=== Task item ===
The answer should match the records character for character.

=== Input for this task ===
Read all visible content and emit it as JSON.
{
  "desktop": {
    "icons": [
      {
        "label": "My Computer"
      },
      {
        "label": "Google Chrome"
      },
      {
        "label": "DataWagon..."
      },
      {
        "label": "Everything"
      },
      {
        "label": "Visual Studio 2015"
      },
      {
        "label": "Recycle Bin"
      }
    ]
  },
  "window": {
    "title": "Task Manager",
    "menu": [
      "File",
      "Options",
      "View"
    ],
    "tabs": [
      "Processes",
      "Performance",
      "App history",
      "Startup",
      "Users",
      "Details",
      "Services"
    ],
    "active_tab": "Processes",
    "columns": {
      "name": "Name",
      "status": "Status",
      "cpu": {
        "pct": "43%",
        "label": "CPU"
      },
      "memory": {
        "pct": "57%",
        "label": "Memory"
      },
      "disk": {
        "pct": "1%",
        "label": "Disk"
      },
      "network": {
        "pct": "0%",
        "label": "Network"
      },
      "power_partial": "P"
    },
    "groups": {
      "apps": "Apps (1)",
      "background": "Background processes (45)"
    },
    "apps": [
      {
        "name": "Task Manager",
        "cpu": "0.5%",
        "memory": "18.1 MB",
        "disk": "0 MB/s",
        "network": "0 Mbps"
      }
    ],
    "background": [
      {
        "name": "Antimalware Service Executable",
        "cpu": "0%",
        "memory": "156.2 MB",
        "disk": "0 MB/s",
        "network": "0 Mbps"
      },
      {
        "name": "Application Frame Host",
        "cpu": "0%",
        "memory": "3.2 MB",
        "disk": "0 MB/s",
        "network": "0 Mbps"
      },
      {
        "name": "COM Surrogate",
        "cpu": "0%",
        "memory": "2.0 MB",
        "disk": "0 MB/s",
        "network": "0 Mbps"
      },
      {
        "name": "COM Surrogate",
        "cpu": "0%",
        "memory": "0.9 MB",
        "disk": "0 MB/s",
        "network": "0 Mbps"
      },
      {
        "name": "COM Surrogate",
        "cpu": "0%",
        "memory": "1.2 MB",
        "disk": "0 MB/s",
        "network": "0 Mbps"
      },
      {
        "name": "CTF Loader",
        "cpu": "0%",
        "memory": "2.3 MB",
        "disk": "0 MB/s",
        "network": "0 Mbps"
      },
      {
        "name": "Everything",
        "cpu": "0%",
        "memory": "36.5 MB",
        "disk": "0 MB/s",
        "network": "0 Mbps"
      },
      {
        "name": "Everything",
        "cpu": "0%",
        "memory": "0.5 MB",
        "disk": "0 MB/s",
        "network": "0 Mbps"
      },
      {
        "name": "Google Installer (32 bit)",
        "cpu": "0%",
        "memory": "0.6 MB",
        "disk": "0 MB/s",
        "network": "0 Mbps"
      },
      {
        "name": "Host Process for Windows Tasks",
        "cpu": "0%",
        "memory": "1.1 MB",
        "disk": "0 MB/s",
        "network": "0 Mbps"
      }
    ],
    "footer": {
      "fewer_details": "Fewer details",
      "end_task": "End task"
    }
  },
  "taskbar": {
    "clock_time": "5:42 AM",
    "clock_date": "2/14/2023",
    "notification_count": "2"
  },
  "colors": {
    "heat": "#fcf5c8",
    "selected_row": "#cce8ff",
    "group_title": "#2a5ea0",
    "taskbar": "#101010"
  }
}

=== Written response ===
Read all visible content and emit it as JSON.
{
  "desktop": {
    "icons": [
      {
        "label": "My Computer"
      },
      {
        "label": "Google Chrome"
      },
      {
        "label": "DataWagon..."
      },
      {
        "label": "Everything"
      },
      {
        "label": "Visual Studio 2015"
      },
      {
        "label": "Recycle Bin"
      }
    ]
  },
  "window": {
    "title": "Task Manager",
    "menu": [
      "File",
      "Options",
      "View"
    ],
    "tabs": [
      "Processes",
      "Performance",
      "App history",
      "Startup",
      "Users",
      "Details",
      "Services"
    ],
    "active_tab": "Processes",
    "columns": {
      "name": "Name",
      "status": "Status",
      "cpu": {
        "pct": "43%",
        "label": "CPU"
      },
      "memory": {
        "pct": "57%",
        "label": "Memory"
      },
      "disk": {
        "pct": "1%",
        "label": "Disk"
      },
      "network": {
        "pct": "0%",
        "label": "Network"
      },
      "power_partial": "P"
    },
    "groups": {
      "apps": "Apps (1)",
      "background": "Background processes (45)"
    },
    "apps": [
      {
        "name": "Task Manager",
        "cpu": "0.5%",
        "memory": "18.1 MB",
        "disk": "0 MB/s",
        "network": "0 Mbps"
      }
    ],
    "background": [
      {
        "name": "Antimalware Service Executable",
        "cpu": "0%",
        "memory": "156.2 MB",
        "disk": "0 MB/s",
        "network": "0 Mbps"
      },
      {
        "name": "Application Frame Host",
        "cpu": "0%",
        "memory": "3.2 MB",
        "disk": "0 MB/s",
        "network": "0 Mbps"
      },
      {
        "name": "COM Surrogate",
        "cpu": "0%",
        "memory": "2.0 MB",
        "disk": "0 MB/s",
        "network": "0 Mbps"
      },
      {
        "name": "COM Surrogate",
        "cpu": "0%",
        "memory": "0.9 MB",
        "disk": "0 MB/s",
        "network": "0 Mbps"
      },
      {
        "name": "COM Surrogate",
        "cpu": "0%",
        "memory": "1.2 MB",
        "disk": "0 MB/s",
        "network": "0 Mbps"
      },
      {
        "name": "CTF Loader",
        "cpu": "0%",
        "memory": "2.3 MB",
        "disk": "0 MB/s",
        "network": "0 Mbps"
      },
      {
        "name": "Everything",
        "cpu": "0%",
        "memory": "36.5 MB",
        "disk": "0 MB/s",
        "network": "0 Mbps"
      },
      {
        "name": "Everything",
        "cpu": "0%",
        "memory": "0.5 MB",
        "disk": "0 MB/s",
        "network": "0 Mbps"
      },
      {
        "name": "Google Installer (32 bit)",
        "cpu": "0%",
        "memory": "0.6 MB",
        "disk": "0 MB/s",
        "network": "0 Mbps"
      },
      {
        "name": "Host Process for Windows Tasks",
        "cpu": "0%",
        "memory": "1.1 MB",
        "disk": "0 MB/s",
        "network": "0 Mbps"
      }
    ],
    "footer": {
      "fewer_details": "Fewer details",
      "end_task": "End task"
    }
  },
  "taskbar": {
    "clock_time": "5:42 AM",
    "clock_date": "2/14/2023",
    "notification_count": "2"
  },
  "colors": {
    "heat": "#fcf5c8",
    "selected_row": "#cce8ff",
    "group_title": "#2a5ea0",
    "taskbar": "#101010"
  }
}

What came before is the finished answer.